▼

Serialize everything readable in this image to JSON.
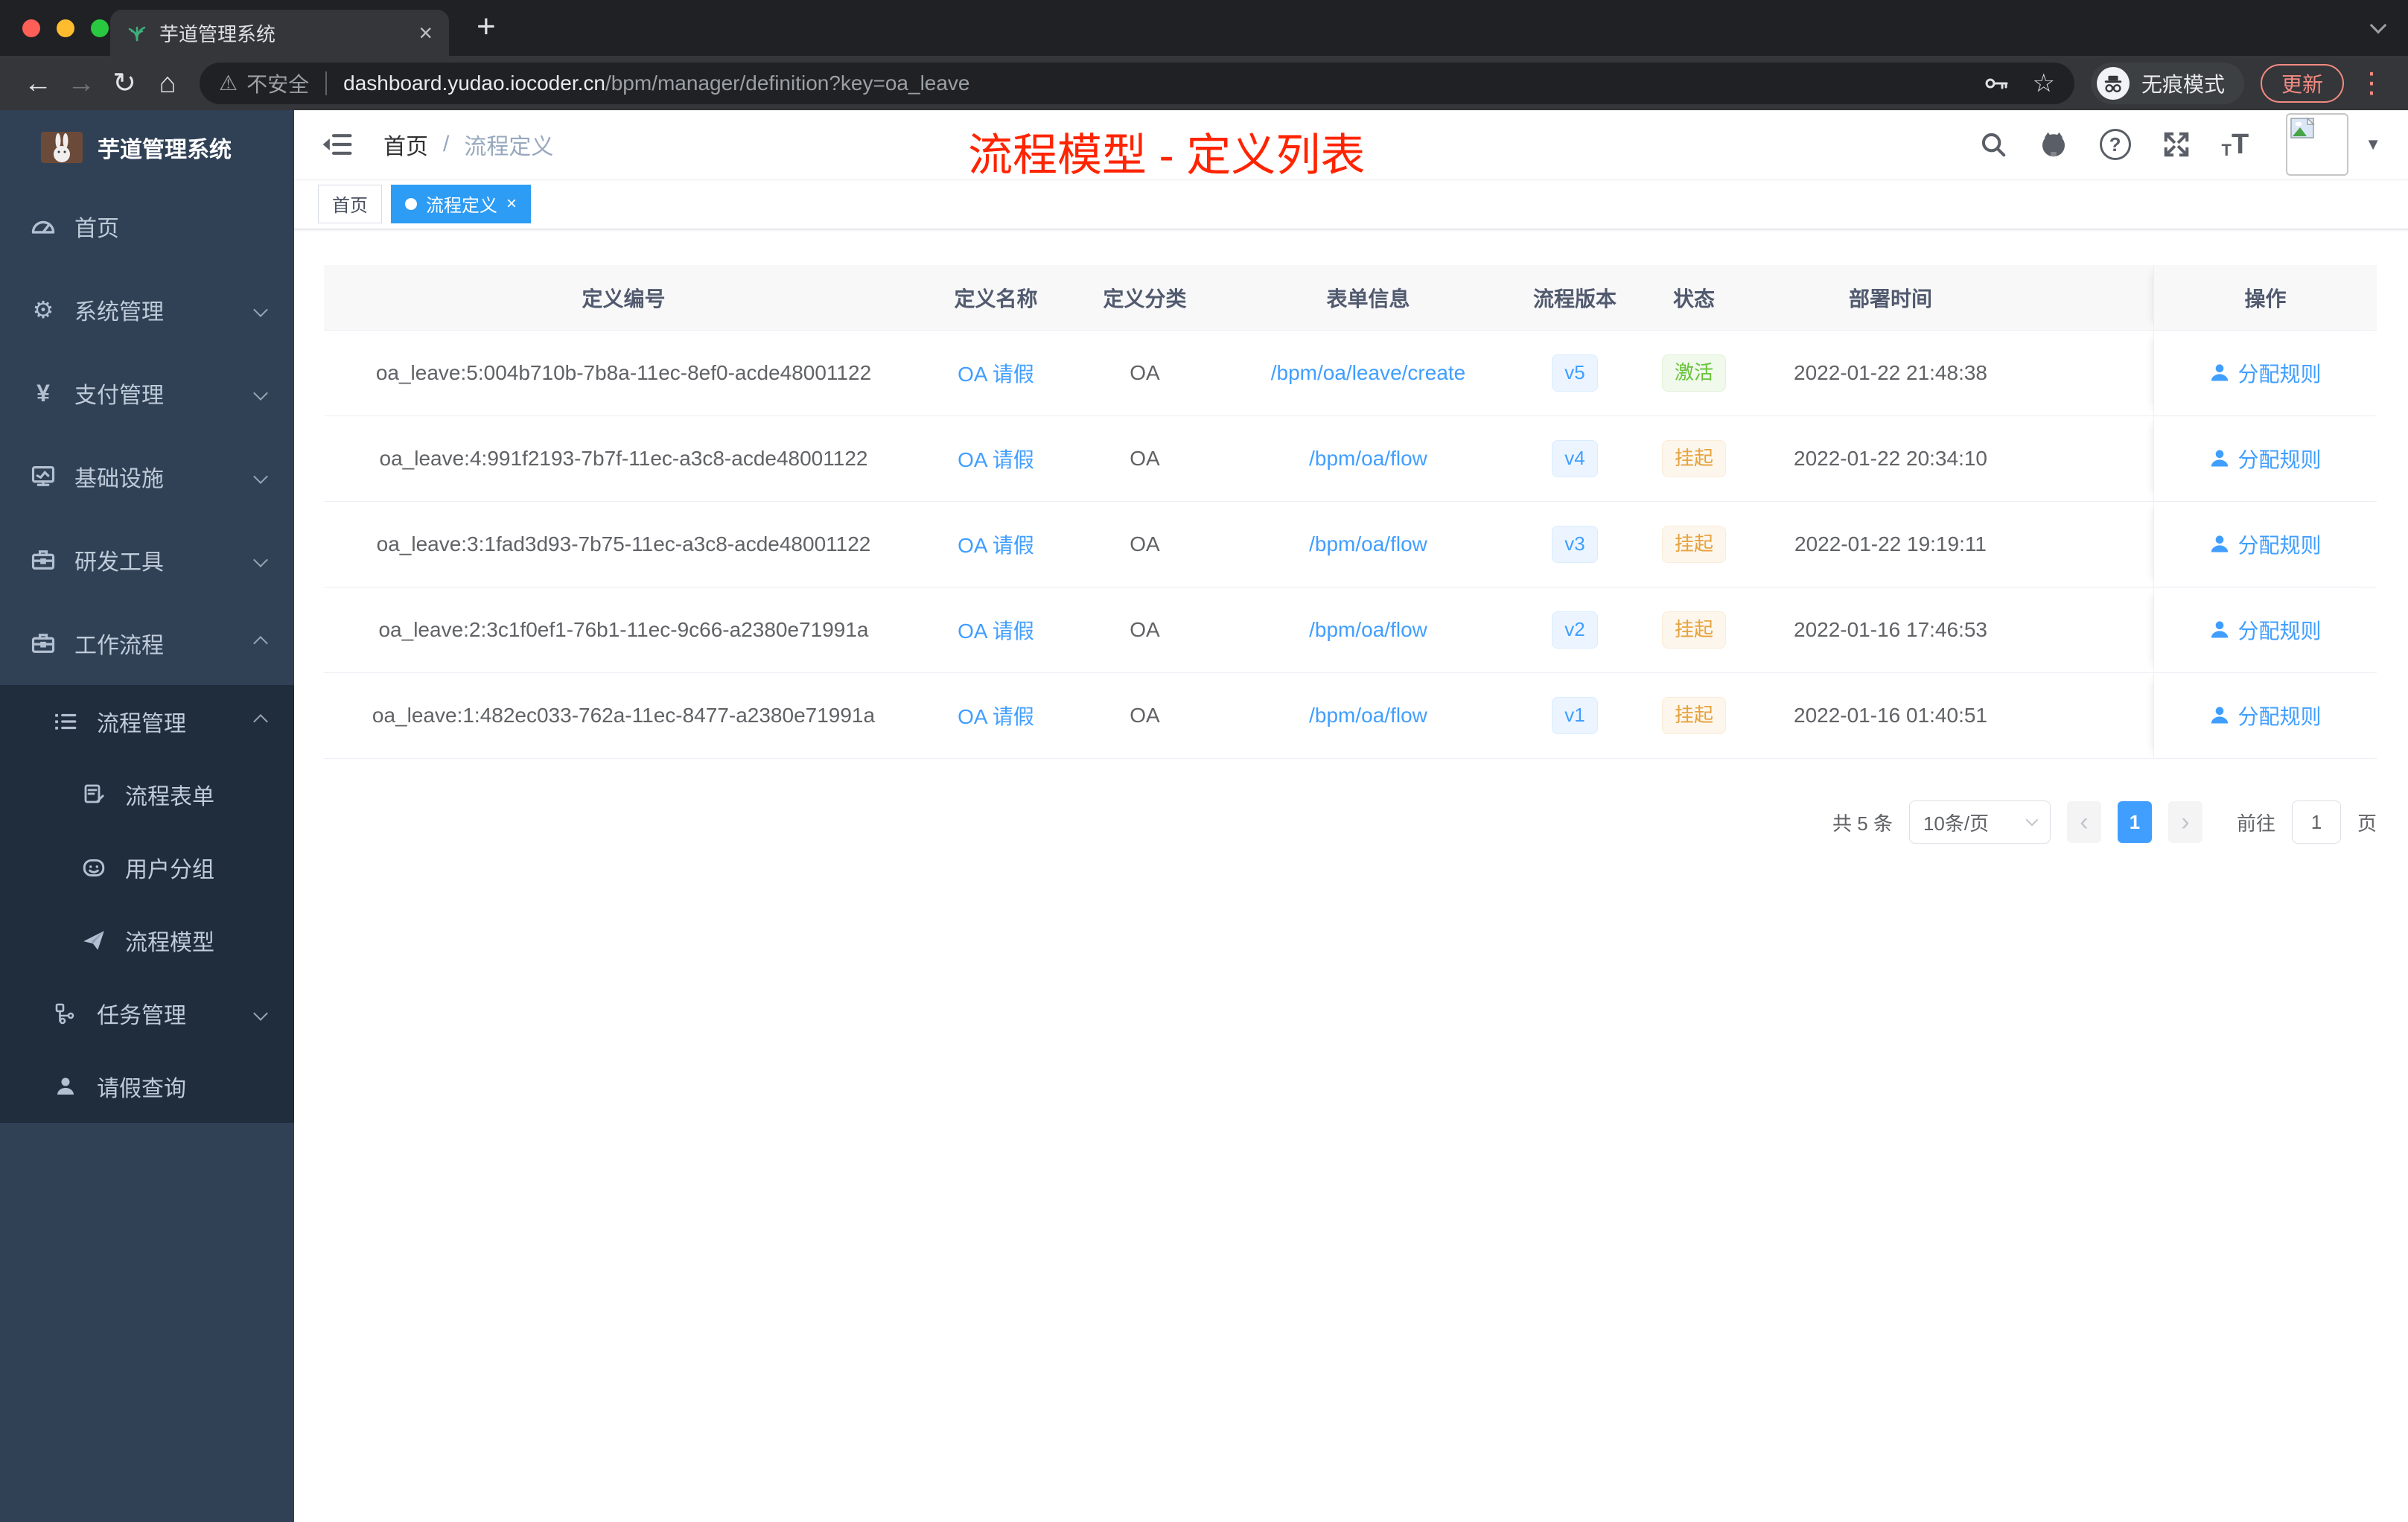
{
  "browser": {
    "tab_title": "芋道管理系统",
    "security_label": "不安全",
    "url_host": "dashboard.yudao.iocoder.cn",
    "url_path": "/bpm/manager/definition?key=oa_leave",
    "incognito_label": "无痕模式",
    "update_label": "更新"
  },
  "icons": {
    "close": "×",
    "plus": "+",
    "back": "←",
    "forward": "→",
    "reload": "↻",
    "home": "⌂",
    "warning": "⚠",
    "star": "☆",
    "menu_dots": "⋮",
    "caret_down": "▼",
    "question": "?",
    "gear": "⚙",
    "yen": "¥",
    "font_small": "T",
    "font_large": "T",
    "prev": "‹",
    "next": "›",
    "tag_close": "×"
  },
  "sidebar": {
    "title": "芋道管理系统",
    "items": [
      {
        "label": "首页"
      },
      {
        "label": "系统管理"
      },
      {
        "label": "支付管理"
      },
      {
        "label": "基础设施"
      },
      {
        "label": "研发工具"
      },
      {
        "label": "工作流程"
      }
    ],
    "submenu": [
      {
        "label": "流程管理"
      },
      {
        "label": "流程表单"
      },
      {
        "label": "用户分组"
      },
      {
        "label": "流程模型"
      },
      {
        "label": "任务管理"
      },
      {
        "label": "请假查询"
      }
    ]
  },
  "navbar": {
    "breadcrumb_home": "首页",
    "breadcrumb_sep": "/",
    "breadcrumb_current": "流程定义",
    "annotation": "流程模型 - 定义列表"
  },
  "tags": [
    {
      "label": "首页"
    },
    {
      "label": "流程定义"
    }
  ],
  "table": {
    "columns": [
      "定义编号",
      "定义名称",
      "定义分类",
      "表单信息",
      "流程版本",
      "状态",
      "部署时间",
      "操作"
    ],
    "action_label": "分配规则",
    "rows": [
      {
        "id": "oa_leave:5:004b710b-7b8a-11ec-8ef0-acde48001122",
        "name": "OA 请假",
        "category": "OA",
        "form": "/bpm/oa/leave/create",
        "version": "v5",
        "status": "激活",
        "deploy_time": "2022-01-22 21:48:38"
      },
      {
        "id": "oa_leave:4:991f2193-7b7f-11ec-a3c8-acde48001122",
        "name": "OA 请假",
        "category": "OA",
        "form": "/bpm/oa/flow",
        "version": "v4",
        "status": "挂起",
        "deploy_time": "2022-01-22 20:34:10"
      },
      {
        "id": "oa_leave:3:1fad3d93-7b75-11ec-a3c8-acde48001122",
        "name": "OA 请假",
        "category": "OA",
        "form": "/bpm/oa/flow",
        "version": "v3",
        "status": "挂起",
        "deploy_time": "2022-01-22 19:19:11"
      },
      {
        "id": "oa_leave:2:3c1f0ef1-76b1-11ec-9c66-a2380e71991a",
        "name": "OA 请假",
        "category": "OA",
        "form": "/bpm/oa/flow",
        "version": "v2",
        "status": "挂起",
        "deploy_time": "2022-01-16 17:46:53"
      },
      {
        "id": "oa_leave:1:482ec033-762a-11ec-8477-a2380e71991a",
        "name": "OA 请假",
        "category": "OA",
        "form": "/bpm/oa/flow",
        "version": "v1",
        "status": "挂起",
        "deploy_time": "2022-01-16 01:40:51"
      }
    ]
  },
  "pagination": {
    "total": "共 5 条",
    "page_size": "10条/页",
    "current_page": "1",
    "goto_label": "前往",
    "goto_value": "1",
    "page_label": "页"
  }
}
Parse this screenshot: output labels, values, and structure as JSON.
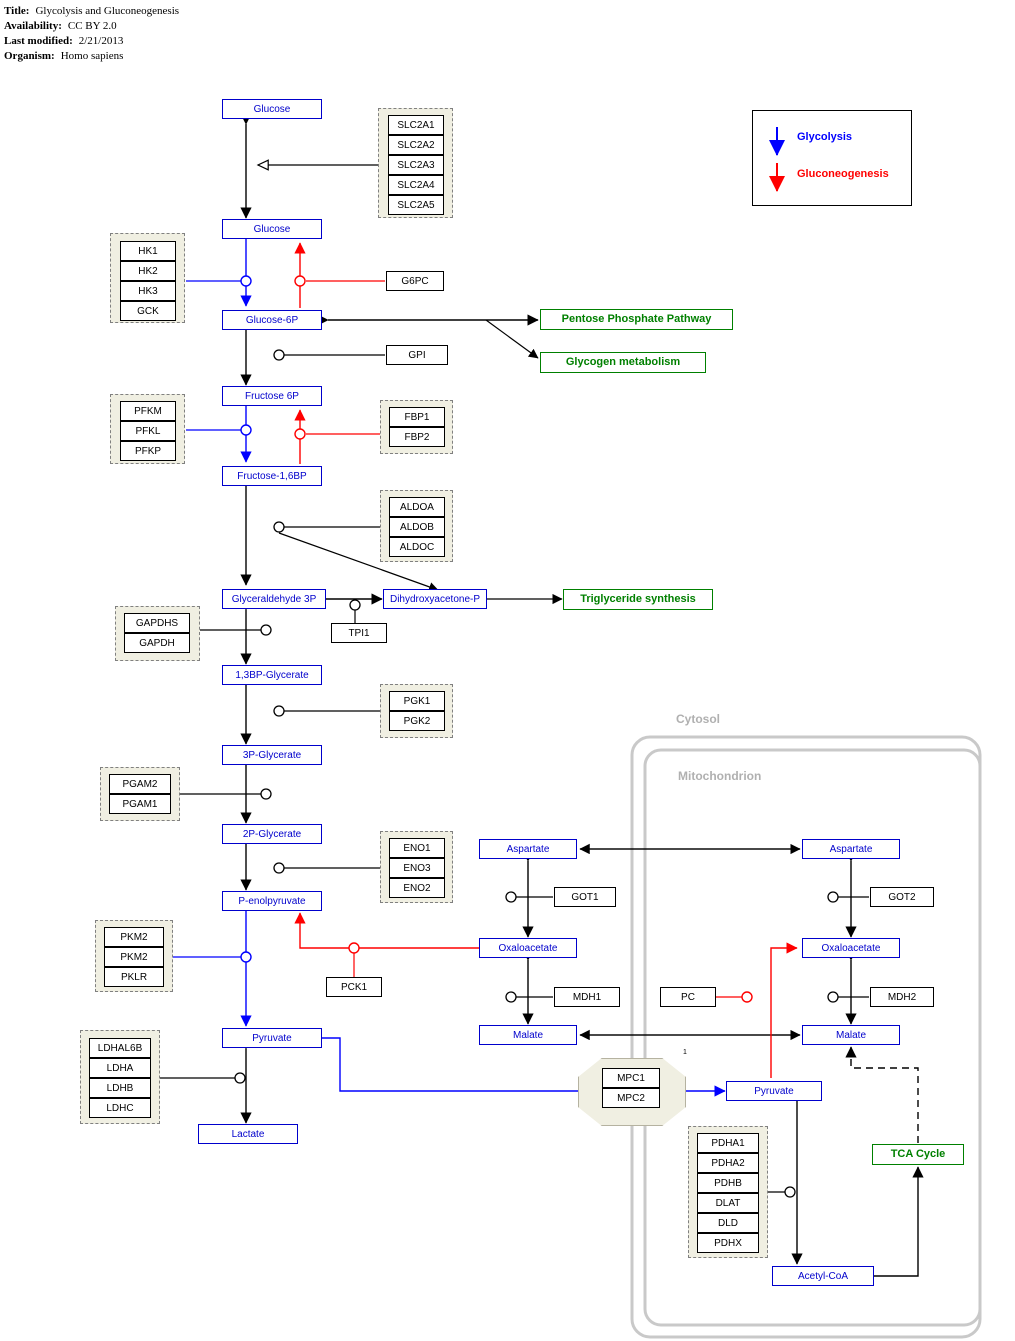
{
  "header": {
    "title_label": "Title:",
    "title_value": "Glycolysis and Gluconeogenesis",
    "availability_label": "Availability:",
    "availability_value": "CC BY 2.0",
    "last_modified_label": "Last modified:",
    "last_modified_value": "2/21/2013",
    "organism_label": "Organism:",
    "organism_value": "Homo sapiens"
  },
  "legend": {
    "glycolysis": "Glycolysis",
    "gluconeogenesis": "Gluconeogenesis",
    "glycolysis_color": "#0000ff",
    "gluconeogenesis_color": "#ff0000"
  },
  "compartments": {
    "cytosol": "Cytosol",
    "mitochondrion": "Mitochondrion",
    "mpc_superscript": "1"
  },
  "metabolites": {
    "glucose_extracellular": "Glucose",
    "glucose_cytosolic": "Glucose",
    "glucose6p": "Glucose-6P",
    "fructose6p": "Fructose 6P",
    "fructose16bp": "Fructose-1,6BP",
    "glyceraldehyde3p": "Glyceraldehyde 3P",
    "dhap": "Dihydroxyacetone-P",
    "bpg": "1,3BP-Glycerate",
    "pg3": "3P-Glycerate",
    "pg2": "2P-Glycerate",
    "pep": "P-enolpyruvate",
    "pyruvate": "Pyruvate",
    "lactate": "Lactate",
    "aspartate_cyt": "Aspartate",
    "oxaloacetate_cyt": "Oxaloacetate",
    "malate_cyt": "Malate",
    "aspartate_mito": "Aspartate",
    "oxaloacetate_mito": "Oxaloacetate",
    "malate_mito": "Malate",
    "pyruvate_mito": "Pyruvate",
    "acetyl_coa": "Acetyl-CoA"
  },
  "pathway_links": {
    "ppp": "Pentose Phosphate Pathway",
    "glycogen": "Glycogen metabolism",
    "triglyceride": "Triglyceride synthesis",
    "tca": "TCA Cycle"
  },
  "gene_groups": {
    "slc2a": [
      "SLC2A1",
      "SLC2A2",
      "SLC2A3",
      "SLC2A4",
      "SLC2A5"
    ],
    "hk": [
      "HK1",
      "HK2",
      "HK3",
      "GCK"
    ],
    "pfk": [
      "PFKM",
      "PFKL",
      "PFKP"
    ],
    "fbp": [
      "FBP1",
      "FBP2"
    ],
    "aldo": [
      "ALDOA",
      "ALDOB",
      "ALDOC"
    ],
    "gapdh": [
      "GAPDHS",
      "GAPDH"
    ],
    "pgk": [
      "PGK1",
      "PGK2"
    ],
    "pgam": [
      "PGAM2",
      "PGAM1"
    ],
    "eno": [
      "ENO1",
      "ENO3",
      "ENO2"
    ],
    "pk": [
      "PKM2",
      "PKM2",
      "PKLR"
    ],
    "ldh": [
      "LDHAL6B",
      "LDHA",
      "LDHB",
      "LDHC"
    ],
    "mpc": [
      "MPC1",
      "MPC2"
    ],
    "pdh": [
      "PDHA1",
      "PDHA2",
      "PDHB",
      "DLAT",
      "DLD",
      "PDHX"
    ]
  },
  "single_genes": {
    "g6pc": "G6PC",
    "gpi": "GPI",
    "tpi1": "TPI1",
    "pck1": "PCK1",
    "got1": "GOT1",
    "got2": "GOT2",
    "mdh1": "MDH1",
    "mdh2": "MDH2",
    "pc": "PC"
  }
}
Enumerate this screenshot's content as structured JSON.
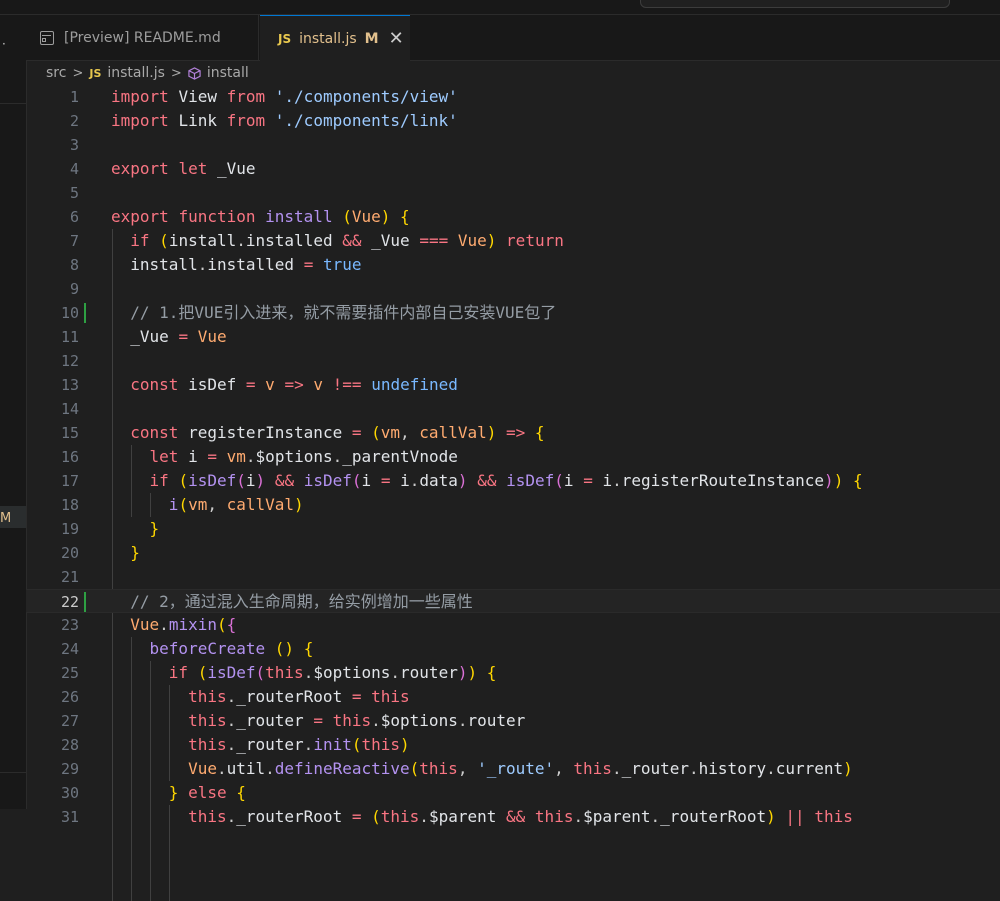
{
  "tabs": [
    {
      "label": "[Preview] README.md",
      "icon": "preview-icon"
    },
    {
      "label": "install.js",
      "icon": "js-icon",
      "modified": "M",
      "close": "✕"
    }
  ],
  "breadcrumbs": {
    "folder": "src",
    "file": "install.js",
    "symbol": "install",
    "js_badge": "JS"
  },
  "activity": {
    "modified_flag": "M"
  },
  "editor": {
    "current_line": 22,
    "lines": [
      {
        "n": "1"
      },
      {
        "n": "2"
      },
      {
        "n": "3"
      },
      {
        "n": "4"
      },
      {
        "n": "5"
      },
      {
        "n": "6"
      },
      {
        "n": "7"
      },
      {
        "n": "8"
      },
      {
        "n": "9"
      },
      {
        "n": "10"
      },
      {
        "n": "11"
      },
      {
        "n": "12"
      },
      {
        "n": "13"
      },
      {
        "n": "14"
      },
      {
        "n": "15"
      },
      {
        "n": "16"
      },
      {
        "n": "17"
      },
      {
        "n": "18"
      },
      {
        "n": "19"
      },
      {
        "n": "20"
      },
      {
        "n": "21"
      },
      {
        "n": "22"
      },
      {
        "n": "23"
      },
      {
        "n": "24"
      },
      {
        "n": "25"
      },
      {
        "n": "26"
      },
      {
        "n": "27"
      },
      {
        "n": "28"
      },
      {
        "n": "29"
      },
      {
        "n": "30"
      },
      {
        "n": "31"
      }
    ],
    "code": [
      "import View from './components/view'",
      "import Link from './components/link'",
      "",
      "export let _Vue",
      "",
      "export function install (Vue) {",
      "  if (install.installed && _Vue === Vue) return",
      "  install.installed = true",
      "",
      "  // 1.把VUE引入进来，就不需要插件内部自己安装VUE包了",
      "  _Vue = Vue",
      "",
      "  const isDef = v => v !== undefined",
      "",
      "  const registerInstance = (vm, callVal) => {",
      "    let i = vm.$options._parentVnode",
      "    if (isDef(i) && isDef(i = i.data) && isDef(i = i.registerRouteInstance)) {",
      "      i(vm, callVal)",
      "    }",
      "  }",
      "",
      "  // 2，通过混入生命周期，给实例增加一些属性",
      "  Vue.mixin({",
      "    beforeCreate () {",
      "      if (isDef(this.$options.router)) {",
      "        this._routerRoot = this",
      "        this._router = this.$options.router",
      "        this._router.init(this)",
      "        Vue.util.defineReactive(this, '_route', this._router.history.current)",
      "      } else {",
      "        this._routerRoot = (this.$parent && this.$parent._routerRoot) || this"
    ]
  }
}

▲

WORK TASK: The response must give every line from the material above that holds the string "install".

REPLY TO THE EXERCISE:
      "label": "install.js",
    "file": "install.js",
    "symbol": "install",
      "export function install (Vue) {",
      "  if (install.installed && _Vue === Vue) return",
      "  install.installed = true",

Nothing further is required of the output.